In other indigenous places, it had the opposite effect. I exclude interpretation of the variable grouping several indigenous group majorities together because of the problems of interpreting its results.
I then conclude. Despite possible variation among these groups in their attitudes toward UyC systems and their relationship with the Catholic Church, I group them into a single variable called "Other Indigenous Group Majority Municipality," coded in the same way as the separate indigenous group variables noted above.
Even so, it is not clear what any observed reductions in PRI support mean for the indigenous communities where they occurred.
Specifically, I analyze the explanatory power of the two main competing arguments about the role of the Catholic Church in Mexican democratization. The variation in the findings forthe specific indigenous group and Catholic interaction variables lead me to two conclusions.
Regional trends in the rise of Protestantism reflected regional challenges to authoritarian PRI rule. As shown in Model 2, Mixe majority municipalities were more likely to adopt UyC regimes than municipalities with no indigenous or single indigenous group majority the excluded groupas shown by the Mixe Municipal Majority variable's positive and significant coefficient.
The most systematic result is found in the majority Mixe municipalities. In terms of the interaction of Oaxaca's different indigenous groups with the level of Catholic Church presence, we turn to Table 7.
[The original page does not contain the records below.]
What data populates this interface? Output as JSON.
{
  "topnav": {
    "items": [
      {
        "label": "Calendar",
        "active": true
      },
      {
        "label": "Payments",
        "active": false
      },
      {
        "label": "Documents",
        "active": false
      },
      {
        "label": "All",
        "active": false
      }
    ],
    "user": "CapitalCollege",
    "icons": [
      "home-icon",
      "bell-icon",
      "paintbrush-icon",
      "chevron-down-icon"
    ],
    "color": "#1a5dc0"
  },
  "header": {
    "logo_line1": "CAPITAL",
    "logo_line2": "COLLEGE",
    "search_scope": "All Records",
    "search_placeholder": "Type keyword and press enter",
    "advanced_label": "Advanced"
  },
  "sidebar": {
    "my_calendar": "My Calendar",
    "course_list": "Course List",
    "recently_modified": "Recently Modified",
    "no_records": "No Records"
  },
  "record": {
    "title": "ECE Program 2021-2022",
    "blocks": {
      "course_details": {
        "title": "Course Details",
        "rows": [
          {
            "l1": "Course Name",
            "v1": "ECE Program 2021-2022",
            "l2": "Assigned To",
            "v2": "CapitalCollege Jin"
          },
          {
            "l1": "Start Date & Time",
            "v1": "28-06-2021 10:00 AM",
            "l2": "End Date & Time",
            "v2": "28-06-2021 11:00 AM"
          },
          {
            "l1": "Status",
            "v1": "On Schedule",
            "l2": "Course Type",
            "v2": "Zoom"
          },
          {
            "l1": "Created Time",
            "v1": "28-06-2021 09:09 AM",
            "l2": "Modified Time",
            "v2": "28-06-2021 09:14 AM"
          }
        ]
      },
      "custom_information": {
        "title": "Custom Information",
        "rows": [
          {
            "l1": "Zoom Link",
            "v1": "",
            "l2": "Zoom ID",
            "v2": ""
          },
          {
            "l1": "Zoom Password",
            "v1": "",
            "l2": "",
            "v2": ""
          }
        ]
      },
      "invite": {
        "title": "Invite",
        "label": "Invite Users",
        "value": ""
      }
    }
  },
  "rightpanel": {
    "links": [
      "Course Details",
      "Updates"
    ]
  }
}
Table 1 presents summary statistics of these last two variables for all municipalities in Oaxaca. Introduction The effect of religion on politics has long been a popular topic for study for students of Latin American politics.